If we’re honest, we all know of people we struggle with. People much different than us. People we don’t know how to be with. Those people.
In the 45 years I have belonged to Jesus, I have come to look forward to several things at Christmas time. Recently, one of those is the annual toy give away at our Storehouse ministry. The Thursday before Christmas, we serve a hot meal and give away groceries to anyone who comes (as we do each Thursday during the year). In addition, we give presents to all children through age 16. Inevitably this leads to record attendance at our little weekly outreach—this year coming one or two short of 500 served in the space of an hour.
With all the people I was able to talk with this year, there is one who haunts me—one I wasn’t able to talk with. One of those people. He often goes by “T”. He is nearly my age, and has spent much of his life living on the street. He is schizophrenic, and usually not taking his meds. The reality he lives in doesn’t coincide with the one the rest of us experience. This makes life very scary for T. He doesn’t understand it, but he knows he is one of those people. He reacts to his fear by lashing out at those he fears—which includes pretty much everyone. This year, as families began to line up for Storehouse hours before we opened, something happened to T again. He spewed profanity and threats, and of course no one understood why. Regardless, he couldn’t be allowed to continue, and when one of the volunteers came out and asked him to settle down, he turned on the volunteer, pushed him, and left the property.
I speak with T often. Just last week we talked about his life on the street and his fears as he charged his phone using one of our out door power outlets. I can usually (though not always) talk T down from his fear, but at Storehouse I didn’t get the chance because of the behavior his fear led him to.

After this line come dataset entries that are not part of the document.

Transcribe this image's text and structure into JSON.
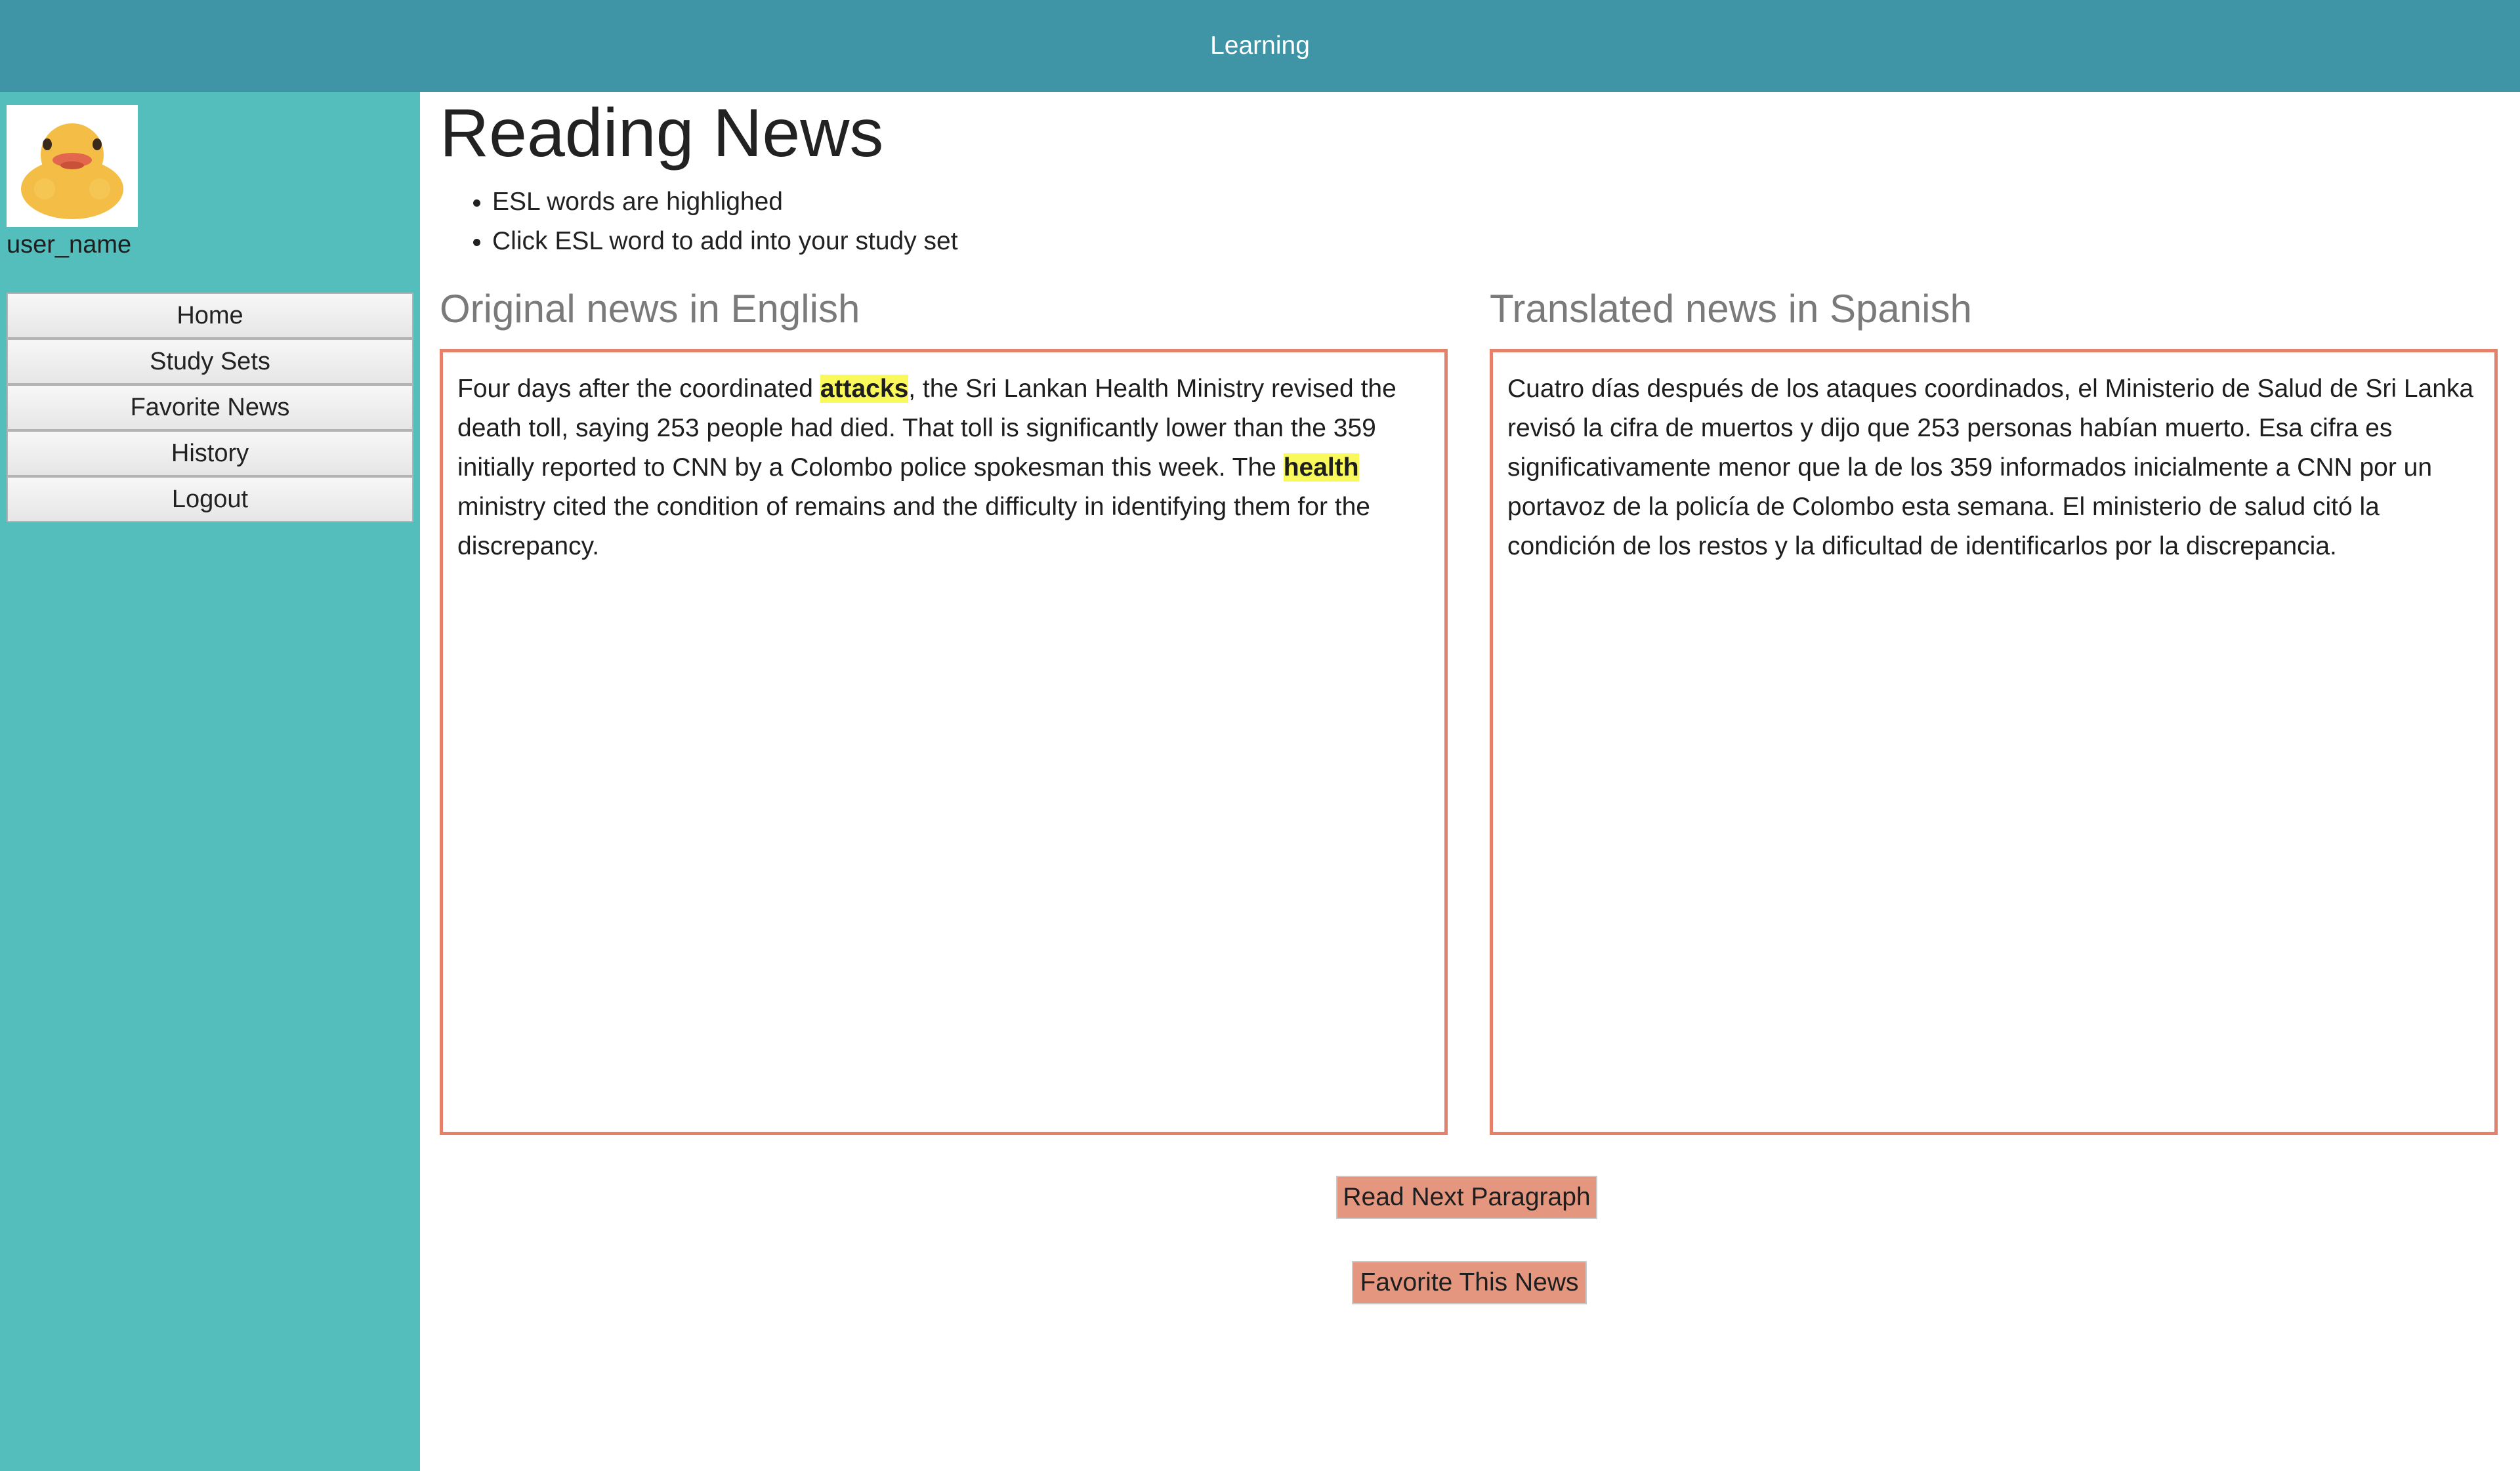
{
  "header": {
    "title": "Learning"
  },
  "sidebar": {
    "avatar_icon": "rubber-duck",
    "username": "user_name",
    "nav": [
      {
        "label": "Home"
      },
      {
        "label": "Study Sets"
      },
      {
        "label": "Favorite News"
      },
      {
        "label": "History"
      },
      {
        "label": "Logout"
      }
    ]
  },
  "main": {
    "title": "Reading News",
    "instructions": [
      "ESL words are highlighed",
      "Click ESL word to add into your study set"
    ],
    "original": {
      "heading": "Original news in English",
      "text_1": "Four days after the coordinated ",
      "highlight_1": "attacks",
      "text_2": ", the Sri Lankan Health Ministry revised the death toll, saying 253 people had died. That toll is significantly lower than the 359 initially reported to CNN by a Colombo police spokesman this week. The ",
      "highlight_2": "health",
      "text_3": " ministry cited the condition of remains and the difficulty in identifying them for the discrepancy."
    },
    "translated": {
      "heading": "Translated news in Spanish",
      "text": "Cuatro días después de los ataques coordinados, el Ministerio de Salud de Sri Lanka revisó la cifra de muertos y dijo que 253 personas habían muerto. Esa cifra es significativamente menor que la de los 359 informados inicialmente a CNN por un portavoz de la policía de Colombo esta semana. El ministerio de salud citó la condición de los restos y la dificultad de identificarlos por la discrepancia."
    },
    "buttons": {
      "next_paragraph": "Read Next Paragraph",
      "favorite": "Favorite This News"
    }
  },
  "colors": {
    "header_bg": "#3f95a6",
    "sidebar_bg": "#54bebd",
    "box_border": "#e5816a",
    "button_bg": "#e5967f",
    "highlight": "#faf95b"
  }
}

Now, as we approach Christmas eve and Christmas day, I look forward to seeing many friends, people in my congregation, my children and their families—but I wish I could see T. I wish I could reach him and explain to him that the Christmas event was the answer to his fear. To be sure, he hasn’t been healed yet, but he can have a future with the Lord, sane and healthy. And as I contemplate what I would love to share with T—what I have shared with him many times—I have hope for him. Because Jesus came to die for us, and to forgive us, I have hope that the Lord will meet T in that reality only he seems to be aware of.
This Christmas I am so grateful that the Christmas event is about salvation, not just for me, or for people like me, but for the “Ts” of the world. For those people. And in this new year, I hope to be faithful in those opportunities the Lord gives me to talk with people like T. To share the gospel, to love them, to just be with them and let them know that I am one of those people too.
Merry Christmas T, and to everyone else!